Karen Duling and her quilt ‘Catnado’ at QuiltCon 2016.
Founded in 1993, the Quilt Alliance is dedicated to documenting, preserving, and sharing quilts and quilt stories. The Asheville, North Carolina non-profit has one full time Executive Director, Amy Milne, and a few part time staff members including Emma Parker, 27, who serves as the Oral History Projects Manager and is in charge of the Go Tell It At the Quilt Show video series.
Go Tell It At the Quilt Show is an oral history project for quilts. The parameters are straightforward: one person talking about one quilt in front of a camera for three minutes.
“It’s like Story Corps for quilters,” Parker says, referring to the popular documentary series that often airs on National Public Radio programs. The project began in 2013 and over 300 videos have been recorded to date.
Anyone can record a Go Tell It video including quilters, quilt appreciators, collectors, curators, and historians.
Go Tell It at the Quilt Show is actually the Quilt Alliance’s second effort at collecting oral histories of quilts. Since 1999 the organization has been recording 45 minute audio interviews for a series called Quilters’ Save Our Stories. “Those interviews are long and because we started doing them in the 90’s the technology is not conducive to sharing them today,” Parker says. In search of a short form, easily shared oral history format Quilt Alliance Executive Director, Amy Milne, came up with the idea for Go Tell It At the Quilt. The videos are recorded at quilt shows and museums and shared on YouTube. The visual element adds an important dimension to the story telling. Parker says the videos are meant to be “visible and digestable.”
Anyone can record a Go Tell It At the Quilt Show video, not just quilters themselves. Still, the bulk of the interviews are with quilters including Jacquie Gering, Thomas Knauer, Victoria Findlay Wolfe, Jen Kingwell, Heather Jones, and many more. Paker assures me that the project is inclusive. “You don’t have to be famous to do one. If you’ve sewn three layers together we consider you a quilter.”
To record the videos the Quilt Alliance sets up a booth at most major quilt shows and puts a form on their website where attendees to can sign up for a recording slot, although impromptu interviews are also welcomed. At the most recent Quilt Con the organization recorded 40 interviews.
Local guilds can get involved as well. The Quilt Alliance has prepared a 3-page training pamphlet along with a DIY kit which incudes a tripod, a digital camera, and a wireless microphone for guilds to use. When recording an interview the interviewer asks just one question: what is important about this quilt? “We have very few rules,” Parker notes. “We leave it open ended.”

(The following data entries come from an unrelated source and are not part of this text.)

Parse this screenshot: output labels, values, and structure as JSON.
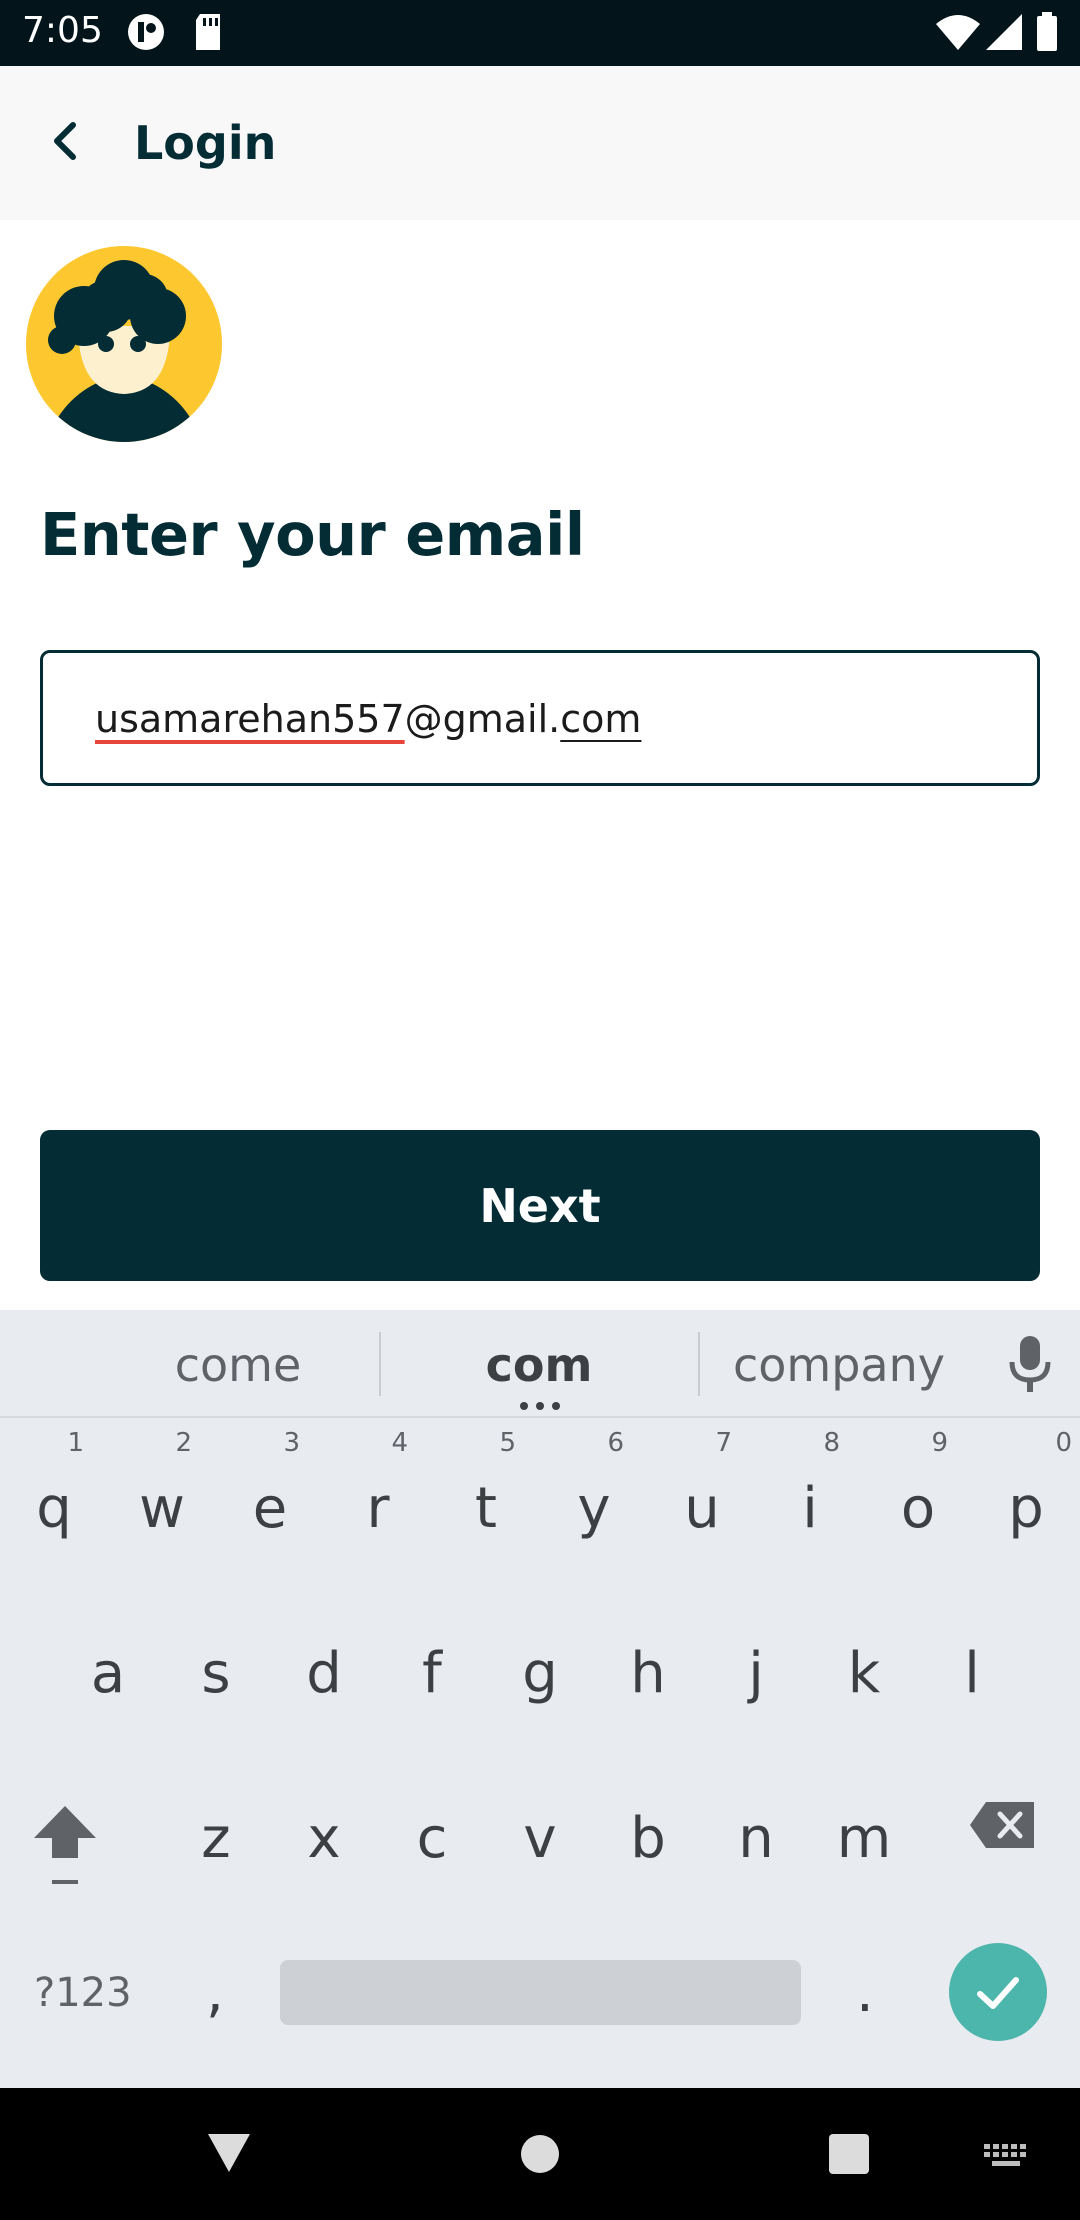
{
  "status_bar": {
    "time": "7:05"
  },
  "app_bar": {
    "title": "Login"
  },
  "page": {
    "heading": "Enter your email",
    "email_value_part1": "usamarehan557",
    "email_value_part2": "@gmail.",
    "email_value_part3": "com",
    "next_label": "Next"
  },
  "keyboard": {
    "suggestions": [
      "come",
      "com",
      "company"
    ],
    "row1": [
      {
        "k": "q",
        "h": "1"
      },
      {
        "k": "w",
        "h": "2"
      },
      {
        "k": "e",
        "h": "3"
      },
      {
        "k": "r",
        "h": "4"
      },
      {
        "k": "t",
        "h": "5"
      },
      {
        "k": "y",
        "h": "6"
      },
      {
        "k": "u",
        "h": "7"
      },
      {
        "k": "i",
        "h": "8"
      },
      {
        "k": "o",
        "h": "9"
      },
      {
        "k": "p",
        "h": "0"
      }
    ],
    "row2": [
      "a",
      "s",
      "d",
      "f",
      "g",
      "h",
      "j",
      "k",
      "l"
    ],
    "row3": [
      "z",
      "x",
      "c",
      "v",
      "b",
      "n",
      "m"
    ],
    "symbols_label": "?123",
    "comma": ",",
    "period": "."
  },
  "colors": {
    "brand_dark": "#032c35",
    "avatar_yellow": "#fdc82f",
    "accent_teal": "#4db6ac"
  }
}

Parker estimates she’s recorded 360 interviews in the three years she’s worked for the Quilt Alliance. “I’ve absorbed a lot of quilt stories,” she says. “Often people get up and say they’re not going to get emotional and then, by the end, they’re really emotional and you can see how the quilt was helpful to them.”
Heather Kinion recorded a Go Tell It story at Quilt Con in Pasedena in 2016 to talk about a quilt she made using shot cotton scraps after a traumatic life experience. “I am heartened to see [the video] touching other people,” she says. “I feel like women are often discouraged from speaking up about painful and very common things like miscarriage even though once I spoke up, it was very obvious from my friend group that many, many, many of us have experienced it in a wide range of ways.”
“People will often turn to their quilt and say, ‘What else do you want me to say about it?’ and then come back with something really interesting, or surprising,” Parker says, recalling one woman who noticed during the interview that a block of her quilt was sewn in upside down, a flaw she hadn’t noticed until that moment.
“No matter where I go whenever I tell people that I work with quilts it seems like everyone knows a quilter or has a quilt they’re fond of,” she says. “Quilting is as much an art form as painting, but we don’t often hear people explain the artistic decisions that went into making a quilt.” This project is chance to do just that.
When we think about all of the quilts women, and some men, made over the past several hundred years, many of which are unsigned and leave us with little to no information about the maker, I think this project is an important one. These oral histories are artist statements, autobiographies, and memorials and they bring to light the vital role quilts play in our lives.
The Quilt Alliance’s goal is “no more anonymous quilts” and Parker feels that Go Tell It At the Quilt Show is a step in the right direction. “There’s just so much below the surface.”
Visit the Quilt Alliance website to request information on recording Go Tell It at the Quilt Show stories with your group or guild or to make a donation to help support the project.